And the hits just keep on coming. In chapter 3 of “Frank Joseph’s” anthology of Ancient American articles, Lost Worlds of Ancient America, Scott Wolter of American Petrographic Services, a company specializing in analyzing construction materials for failure assessment, declares the Bat Creek Stone—a century-old hoax—to be genuine for reasons that don’t make much sense to me. The first three are, in order:
- Skeptics of the Bat Creek Stone’s authenticity called believers naughty names, so this means believers must be right.
- Skeptics say the stone is like the infamous Kensington Rune Stone, which Wolter already declared genuine based on “mica degradation” in the carving. Therefore, skeptics “undermine their own argument.”
- Skeptics conducted character assassination on the 1889 discoverer of the Bat Creek Stone, John Emmert, so the stone must be genuine.
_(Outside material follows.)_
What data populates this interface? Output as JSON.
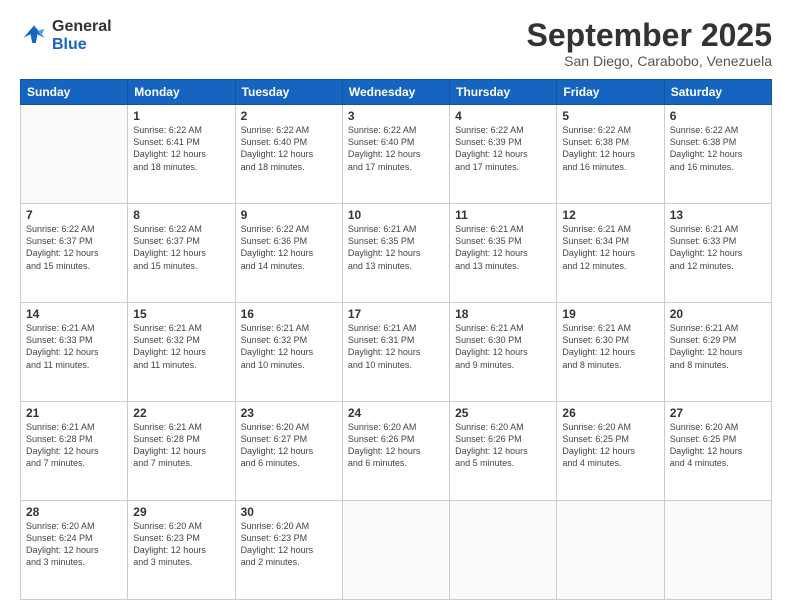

Finally… the science. Wolter looked at the stone under a microscope in 2010 and concluded that because the edges of the carved letters were rounded and did not contain any quartz silt, they were therefore weathered and “had to have been made prior to the excavation of the mound by John Emmert.” I’m not sure I follow why it is that the utter lack of orange-colored silt in the carved characters is proof that the stone had been buried in a red clay mound for hundreds of years. The argument seems to be that a fresh carving would have broken into the stone’s orange silt interior and left debris, but that greatly underestimates the ability of a hoaxer to do such simple things as carve carefully and wash and polish the stone prior to burying it.
Wolter contradicts his own assessment by asserting that the stone had been polished prior to being deposited in the mound. The more parsimonious explanation is that the man who faked the stone gave it a good polish to make it look old prior to depositing it. This is partially confirmed by Wolter’s own analysis that only the side with the inscription is polished.
Well, we are 0-3 so far in "compelling evidence" of ancient visitors to America. I'll grant that this chapter was a bit more rigorous than others, but it still hasn't made a very compelling case. A rewrite to make the analysis a bit clearer might have helped, and I should probably also mention that New Page Books' poor proofreading and page design doesn't help either. In just this chapter we have missing italicization, dropped letters (the year 2010 is misprinted as 10s, for example), and other typographical errors. An earlier chapter had a page (p. 29) with a large blank section due to what appears to be a computer program's automated page layout issues. These issues are distracting and don't help with the book's claim to professionalism.